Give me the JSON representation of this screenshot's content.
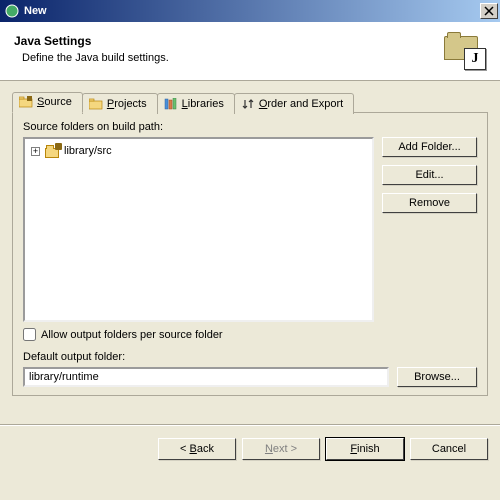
{
  "window": {
    "title": "New"
  },
  "banner": {
    "title": "Java Settings",
    "desc": "Define the Java build settings."
  },
  "tabs": {
    "source": "Source",
    "projects": "Projects",
    "libraries": "Libraries",
    "order": "Order and Export"
  },
  "sourcePanel": {
    "label": "Source folders on build path:",
    "treeItem": "library/src",
    "addFolder": "Add Folder...",
    "edit": "Edit...",
    "remove": "Remove",
    "allowOutput": "Allow output folders per source folder"
  },
  "output": {
    "label": "Default output folder:",
    "value": "library/runtime",
    "browse": "Browse..."
  },
  "footer": {
    "back": "< Back",
    "next": "Next >",
    "finish": "Finish",
    "cancel": "Cancel"
  }
}
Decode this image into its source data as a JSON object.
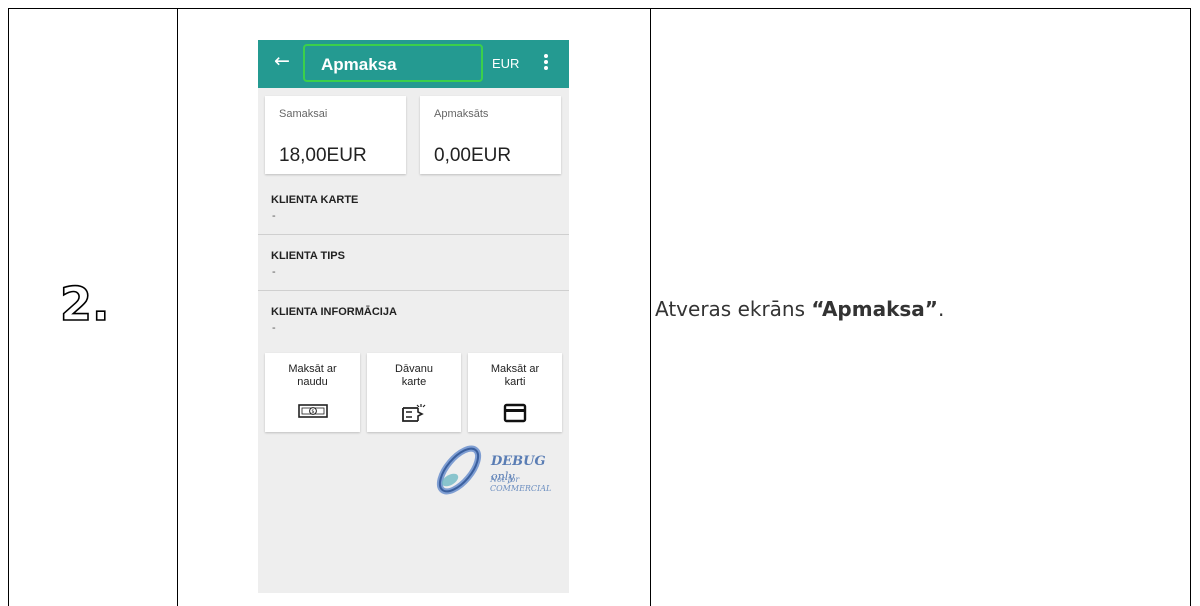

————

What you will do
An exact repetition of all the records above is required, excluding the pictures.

Reply
Give me the JSON representation of this screenshot's content.
{
  "window": {
    "title": "New"
  },
  "banner": {
    "title": "Java Settings",
    "desc": "Define the Java build settings."
  },
  "tabs": {
    "source": "Source",
    "projects": "Projects",
    "libraries": "Libraries",
    "order": "Order and Export"
  },
  "sourcePanel": {
    "label": "Source folders on build path:",
    "treeItem": "library/src",
    "addFolder": "Add Folder...",
    "edit": "Edit...",
    "remove": "Remove",
    "allowOutput": "Allow output folders per source folder"
  },
  "output": {
    "label": "Default output folder:",
    "value": "library/runtime",
    "browse": "Browse..."
  },
  "footer": {
    "back": "< Back",
    "next": "Next >",
    "finish": "Finish",
    "cancel": "Cancel"
  }
}
Decode this image into its source data as a JSON object.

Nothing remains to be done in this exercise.